Department of Statistics
University of Auckland
I am a PhD candidate in the Department of Statistics at the University of Auckland, where I spend my time researching and developing statistical models that can applied to sports, with a particular focus on cricket.
I originally completed a Bachelor of Science in 2014 at the University of Otago, majoring in statistics. In 2015 I returned to my hometown of Auckland, where I have been studying statistics at the University of Auckland since.
- Sporting statistics
- Bayesian inference
- Statistical computing
- Doctor of Philosophy (2017 - Present)
- Master of Science (2016 - 2017)
- Bachelor of Science (Honours) (2015)
Click here for interactive visualisations of players’ effective averages (as seen at NZSA 2017).

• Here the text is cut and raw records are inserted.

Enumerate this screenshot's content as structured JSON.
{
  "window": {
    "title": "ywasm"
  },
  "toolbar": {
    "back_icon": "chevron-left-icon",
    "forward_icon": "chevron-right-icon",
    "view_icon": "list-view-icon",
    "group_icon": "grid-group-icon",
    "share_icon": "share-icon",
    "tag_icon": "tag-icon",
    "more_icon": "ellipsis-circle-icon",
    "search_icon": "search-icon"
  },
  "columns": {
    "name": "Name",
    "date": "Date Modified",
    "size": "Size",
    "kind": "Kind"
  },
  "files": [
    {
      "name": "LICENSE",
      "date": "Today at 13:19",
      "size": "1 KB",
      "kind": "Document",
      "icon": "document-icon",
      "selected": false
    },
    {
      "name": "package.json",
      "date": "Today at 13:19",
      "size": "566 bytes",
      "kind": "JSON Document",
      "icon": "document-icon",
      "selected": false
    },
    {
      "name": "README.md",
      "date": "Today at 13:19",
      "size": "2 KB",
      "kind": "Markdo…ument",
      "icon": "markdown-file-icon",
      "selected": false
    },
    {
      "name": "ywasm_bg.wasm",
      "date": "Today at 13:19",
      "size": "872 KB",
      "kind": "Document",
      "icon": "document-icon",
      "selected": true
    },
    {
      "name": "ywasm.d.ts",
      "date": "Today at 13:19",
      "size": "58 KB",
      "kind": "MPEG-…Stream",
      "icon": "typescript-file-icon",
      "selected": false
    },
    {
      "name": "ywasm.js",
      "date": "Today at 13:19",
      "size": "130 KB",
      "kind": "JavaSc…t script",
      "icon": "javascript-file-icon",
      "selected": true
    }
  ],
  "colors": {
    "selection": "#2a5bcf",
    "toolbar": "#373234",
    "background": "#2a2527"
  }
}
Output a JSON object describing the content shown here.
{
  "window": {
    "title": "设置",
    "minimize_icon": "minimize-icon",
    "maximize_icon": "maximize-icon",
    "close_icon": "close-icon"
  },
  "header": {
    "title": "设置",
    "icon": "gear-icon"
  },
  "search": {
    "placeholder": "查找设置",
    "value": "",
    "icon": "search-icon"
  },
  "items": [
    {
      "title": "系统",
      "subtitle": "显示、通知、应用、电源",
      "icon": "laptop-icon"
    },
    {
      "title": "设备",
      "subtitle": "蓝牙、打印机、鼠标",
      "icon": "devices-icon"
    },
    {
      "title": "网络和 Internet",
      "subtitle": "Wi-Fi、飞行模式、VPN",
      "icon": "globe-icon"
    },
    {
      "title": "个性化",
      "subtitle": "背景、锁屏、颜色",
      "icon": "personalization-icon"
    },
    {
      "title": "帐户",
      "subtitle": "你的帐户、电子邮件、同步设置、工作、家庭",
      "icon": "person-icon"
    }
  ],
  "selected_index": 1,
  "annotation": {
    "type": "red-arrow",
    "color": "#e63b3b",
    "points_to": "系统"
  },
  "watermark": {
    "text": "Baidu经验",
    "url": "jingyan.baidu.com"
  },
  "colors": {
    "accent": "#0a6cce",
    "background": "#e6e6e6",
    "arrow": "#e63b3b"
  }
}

In 2017 I completed my Masters degree under the supervision of Dr Brendon Brewer. My research looked to tell a more meaningful story behind a cricket player’s batting average. Using Bayesian statistical techniques, I explored more in-depth methods of quantifying a cricketer’s batting ability than the simple batting average. More specifically, I built statistical models which describe how well a batsman is playing at any given point in their innings, allowing us to quantify the cricketing idea of a batsman ‘getting their eye-in’. The primary focus was on Test match cricket, with wider applications to 4-day First Class cricket. Using these models, I explored the plausibility of popular cricketing superstitions from a statistical point of view, such as the commentator’s favourite, the ‘nervous 90s’.
Click here to read thesis.
Click here to read dissertation.
Stevenson, O. G., & Brewer, B. J. (2017). Bayesian survival analysis of batsmen in Test cricket. Journal of Quantitative Analysis in Sports, 13(1), 25-36.